N.Y. (NEWS10) — Even when schools meet state learning standards, low-income and racial minority students remain underrepresented in higher-level academics. New data from the New York Equity Coalition shows that such students with proficient math scores in seventh grade enrolled less often in advanced ninth grade math courses compared to white or wealthier peers.
Students from lower-income families appeared on the rolls in those math classes 22% less than the more affluent student body. Black students similarly appeared 16% less often, and Latinx students 20% less often, than whites with similar grades and skill levels.
Minority and economically depressed students less commonly attend schools offering key introductory college-level courses or classes worth college credit.

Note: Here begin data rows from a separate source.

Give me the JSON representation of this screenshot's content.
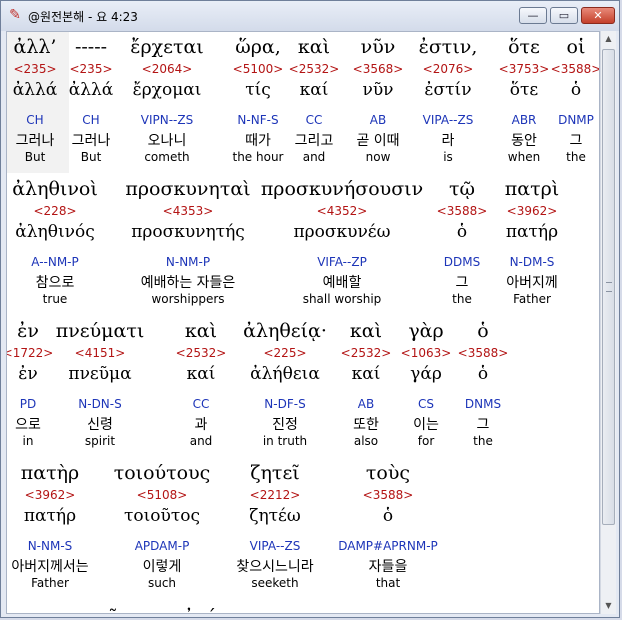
{
  "window": {
    "title": "@원전본해 - 요 4:23",
    "min_label": "—",
    "max_label": "▭",
    "close_label": "✕",
    "app_icon": "pen-icon"
  },
  "verse_rows": [
    {
      "words": [
        {
          "greek": "ἀλλ’",
          "strong": "<235>",
          "lemma": "ἀλλά",
          "parse": "CH",
          "korean": "그러나",
          "english": "But"
        },
        {
          "greek": "-----",
          "strong": "<235>",
          "lemma": "ἀλλά",
          "parse": "CH",
          "korean": "그러나",
          "english": "But"
        },
        {
          "greek": "ἔρχεται",
          "strong": "<2064>",
          "lemma": "ἔρχομαι",
          "parse": "VIPN--ZS",
          "korean": "오나니",
          "english": "cometh"
        },
        {
          "greek": "ὥρα,",
          "strong": "<5100>",
          "lemma": "τίς",
          "parse": "N-NF-S",
          "korean": "때가",
          "english": "the hour"
        },
        {
          "greek": "καὶ",
          "strong": "<2532>",
          "lemma": "καί",
          "parse": "CC",
          "korean": "그리고",
          "english": "and"
        },
        {
          "greek": "νῦν",
          "strong": "<3568>",
          "lemma": "νῦν",
          "parse": "AB",
          "korean": "곧 이때",
          "english": "now"
        },
        {
          "greek": "ἐστιν,",
          "strong": "<2076>",
          "lemma": "ἐστίν",
          "parse": "VIPA--ZS",
          "korean": "라",
          "english": "is"
        },
        {
          "greek": "ὅτε",
          "strong": "<3753>",
          "lemma": "ὅτε",
          "parse": "ABR",
          "korean": "동안",
          "english": "when"
        },
        {
          "greek": "οἱ",
          "strong": "<3588>",
          "lemma": "ὁ",
          "parse": "DNMP",
          "korean": "그",
          "english": "the"
        }
      ]
    },
    {
      "words": [
        {
          "greek": "ἀληθινοὶ",
          "strong": "<228>",
          "lemma": "ἀληθινός",
          "parse": "A--NM-P",
          "korean": "참으로",
          "english": "true"
        },
        {
          "greek": "προσκυνηταὶ",
          "strong": "<4353>",
          "lemma": "προσκυνητής",
          "parse": "N-NM-P",
          "korean": "예배하는 자들은",
          "english": "worshippers"
        },
        {
          "greek": "προσκυνήσουσιν",
          "strong": "<4352>",
          "lemma": "προσκυνέω",
          "parse": "VIFA--ZP",
          "korean": "예배할",
          "english": "shall worship"
        },
        {
          "greek": "τῷ",
          "strong": "<3588>",
          "lemma": "ὁ",
          "parse": "DDMS",
          "korean": "그",
          "english": "the"
        },
        {
          "greek": "πατρὶ",
          "strong": "<3962>",
          "lemma": "πατήρ",
          "parse": "N-DM-S",
          "korean": "아버지께",
          "english": "Father"
        }
      ]
    },
    {
      "words": [
        {
          "greek": "ἐν",
          "strong": "<1722>",
          "lemma": "ἐν",
          "parse": "PD",
          "korean": "으로",
          "english": "in"
        },
        {
          "greek": "πνεύματι",
          "strong": "<4151>",
          "lemma": "πνεῦμα",
          "parse": "N-DN-S",
          "korean": "신령",
          "english": "spirit"
        },
        {
          "greek": "καὶ",
          "strong": "<2532>",
          "lemma": "καί",
          "parse": "CC",
          "korean": "과",
          "english": "and"
        },
        {
          "greek": "ἀληθείᾳ·",
          "strong": "<225>",
          "lemma": "ἀλήθεια",
          "parse": "N-DF-S",
          "korean": "진정",
          "english": "in truth"
        },
        {
          "greek": "καὶ",
          "strong": "<2532>",
          "lemma": "καί",
          "parse": "AB",
          "korean": "또한",
          "english": "also"
        },
        {
          "greek": "γὰρ",
          "strong": "<1063>",
          "lemma": "γάρ",
          "parse": "CS",
          "korean": "이는",
          "english": "for"
        },
        {
          "greek": "ὁ",
          "strong": "<3588>",
          "lemma": "ὁ",
          "parse": "DNMS",
          "korean": "그",
          "english": "the"
        }
      ]
    },
    {
      "words": [
        {
          "greek": "πατὴρ",
          "strong": "<3962>",
          "lemma": "πατήρ",
          "parse": "N-NM-S",
          "korean": "아버지께서는",
          "english": "Father"
        },
        {
          "greek": "τοιούτους",
          "strong": "<5108>",
          "lemma": "τοιοῦτος",
          "parse": "APDAM-P",
          "korean": "이렇게",
          "english": "such"
        },
        {
          "greek": "ζητεῖ",
          "strong": "<2212>",
          "lemma": "ζητέω",
          "parse": "VIPA--ZS",
          "korean": "찾으시느니라",
          "english": "seeketh"
        },
        {
          "greek": "τοὺς",
          "strong": "<3588>",
          "lemma": "ὁ",
          "parse": "DAMP#APRNM-P",
          "korean": "자들을",
          "english": "that"
        }
      ]
    }
  ],
  "next_line": "προσκυνοῦντας αὐτόν",
  "colors": {
    "strong": "#b31414",
    "parse": "#1d35b8",
    "highlight": "#f2f2f2"
  }
}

And when they do attend, they usually receive only limited access.
The coalition also found that poorer and less white high schoolers statewide were about half as likely to enroll in higher-level physics, calculus, computer science, music, foreign language, and other advanced placement, dual enrollment, or international baccalaureate courses.

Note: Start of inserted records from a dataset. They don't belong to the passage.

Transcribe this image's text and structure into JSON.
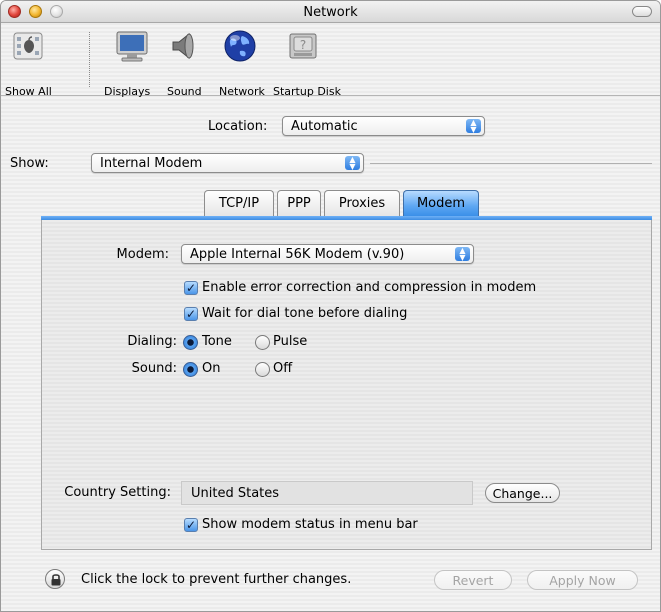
{
  "window": {
    "title": "Network"
  },
  "toolbar": {
    "items": [
      {
        "label": "Show All",
        "icon": "show-all-icon"
      },
      {
        "label": "Displays",
        "icon": "displays-icon"
      },
      {
        "label": "Sound",
        "icon": "sound-icon"
      },
      {
        "label": "Network",
        "icon": "network-globe-icon"
      },
      {
        "label": "Startup Disk",
        "icon": "startup-disk-icon"
      }
    ]
  },
  "location": {
    "label": "Location:",
    "value": "Automatic"
  },
  "show": {
    "label": "Show:",
    "value": "Internal Modem"
  },
  "tabs": [
    {
      "label": "TCP/IP",
      "selected": false
    },
    {
      "label": "PPP",
      "selected": false
    },
    {
      "label": "Proxies",
      "selected": false
    },
    {
      "label": "Modem",
      "selected": true
    }
  ],
  "modem": {
    "label": "Modem:",
    "value": "Apple Internal 56K Modem (v.90)",
    "error_correction": {
      "label": "Enable error correction and compression in modem",
      "checked": true
    },
    "wait_dial_tone": {
      "label": "Wait for dial tone before dialing",
      "checked": true
    },
    "dialing": {
      "label": "Dialing:",
      "options": [
        "Tone",
        "Pulse"
      ],
      "selected": "Tone"
    },
    "sound": {
      "label": "Sound:",
      "options": [
        "On",
        "Off"
      ],
      "selected": "On"
    },
    "country": {
      "label": "Country Setting:",
      "value": "United States",
      "change_button": "Change..."
    },
    "show_status": {
      "label": "Show modem status in menu bar",
      "checked": true
    }
  },
  "footer": {
    "lock_text": "Click the lock to prevent further changes.",
    "revert": "Revert",
    "apply": "Apply Now"
  },
  "colors": {
    "accent_blue": "#3a8fe8",
    "selected_tab": "#5ea7f3"
  }
}
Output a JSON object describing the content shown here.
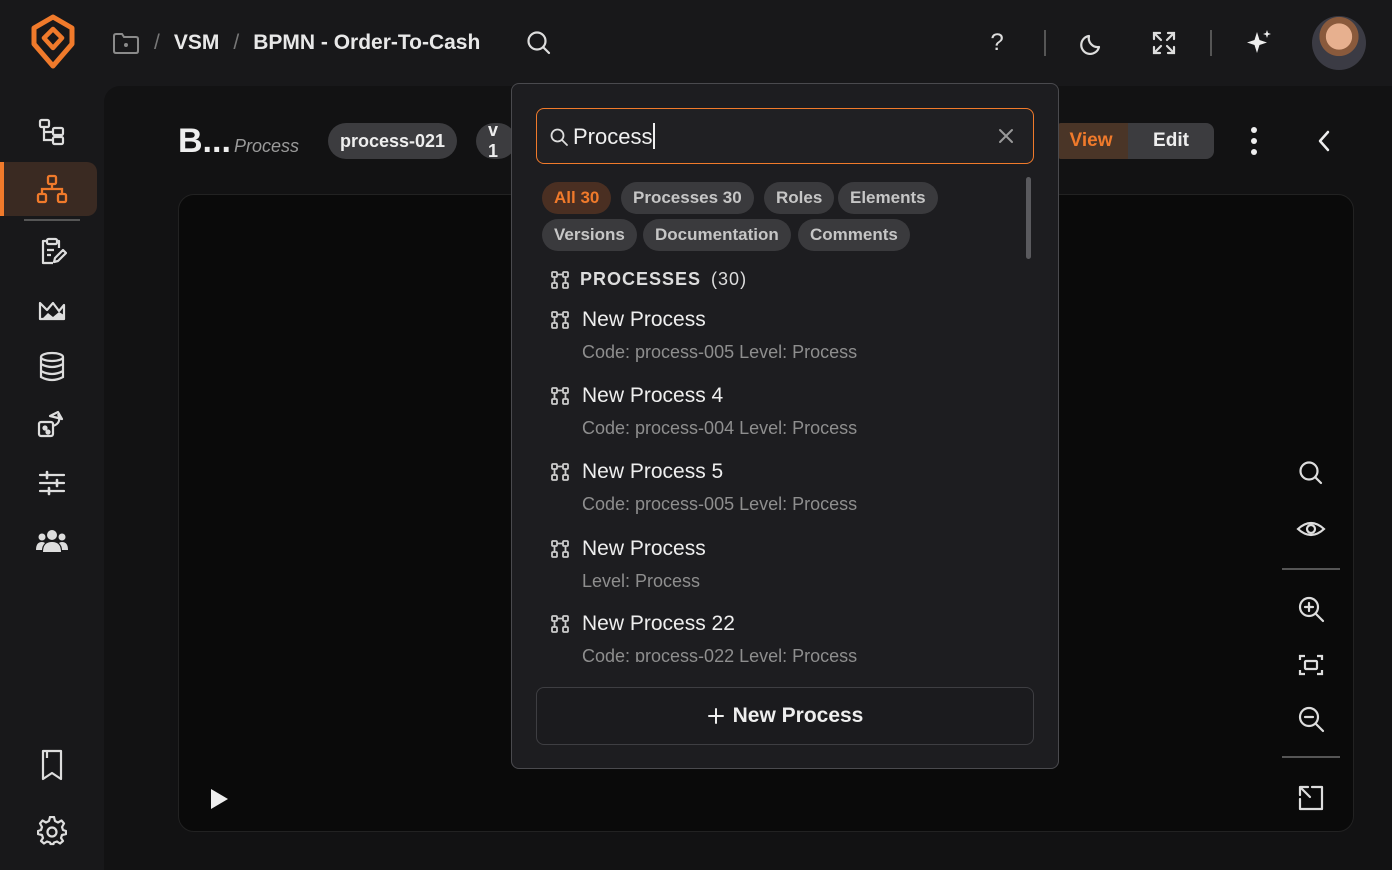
{
  "breadcrumb": {
    "items": [
      "VSM",
      "BPMN - Order-To-Cash"
    ],
    "separator": "/"
  },
  "header": {
    "help_label": "?"
  },
  "process_header": {
    "title_truncated": "B...",
    "level": "Process",
    "code_chip": "process-021",
    "version_chip": "v 1",
    "mode_toggle": {
      "view": "View",
      "edit": "Edit",
      "selected": "View"
    }
  },
  "search": {
    "value": "Process",
    "filters": [
      {
        "label": "All 30",
        "active": true
      },
      {
        "label": "Processes 30",
        "active": false
      },
      {
        "label": "Roles",
        "active": false
      },
      {
        "label": "Elements",
        "active": false
      },
      {
        "label": "Versions",
        "active": false
      },
      {
        "label": "Documentation",
        "active": false
      },
      {
        "label": "Comments",
        "active": false
      }
    ],
    "section": {
      "title": "PROCESSES",
      "count": "(30)"
    },
    "results": [
      {
        "name": "New Process",
        "meta": "Code: process-005 Level: Process"
      },
      {
        "name": "New Process 4",
        "meta": "Code: process-004 Level: Process"
      },
      {
        "name": "New Process 5",
        "meta": "Code: process-005 Level: Process"
      },
      {
        "name": "New Process",
        "meta": "Level: Process"
      },
      {
        "name": "New Process 22",
        "meta": "Code: process-022 Level: Process"
      }
    ],
    "new_button": "New Process"
  },
  "sidebar": {
    "items": [
      "tree-structure-icon",
      "process-hierarchy-icon",
      "clipboard-edit-icon",
      "mountain-chart-icon",
      "database-icon",
      "shapes-icon",
      "sliders-icon",
      "users-icon"
    ],
    "bottom": [
      "bookmark-icon",
      "gear-icon"
    ],
    "active": "process-hierarchy-icon"
  },
  "colors": {
    "accent": "#f07a2b",
    "background": "#18181a",
    "canvas": "#0a0a0a"
  }
}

Non-native English speakers, students with disabilities, and students in temporary housing who met state standards with good scores on seventh grade assessments also less frequently the chance to participate in those advanced eighth and ninth grade classes.
The coalition of educators, parents, professional organizations, and civil rights groups is pushing for four new legislative agenda items this year:
- Improve access to advanced courses by better funding teachers and counselors and setting up equity-driven course enrollment policy.
- Support parents and students with direct and multilingual information about the benefits and availability of advanced middle and high school courses.
- Remove barriers by enabling opt-out automatic enrollment in the next advanced course for students capable in those subjects.
- Eliminate disparities in lopsided districts with specific plans of action to improve advanced enrollment numbers among students of color and low-income students.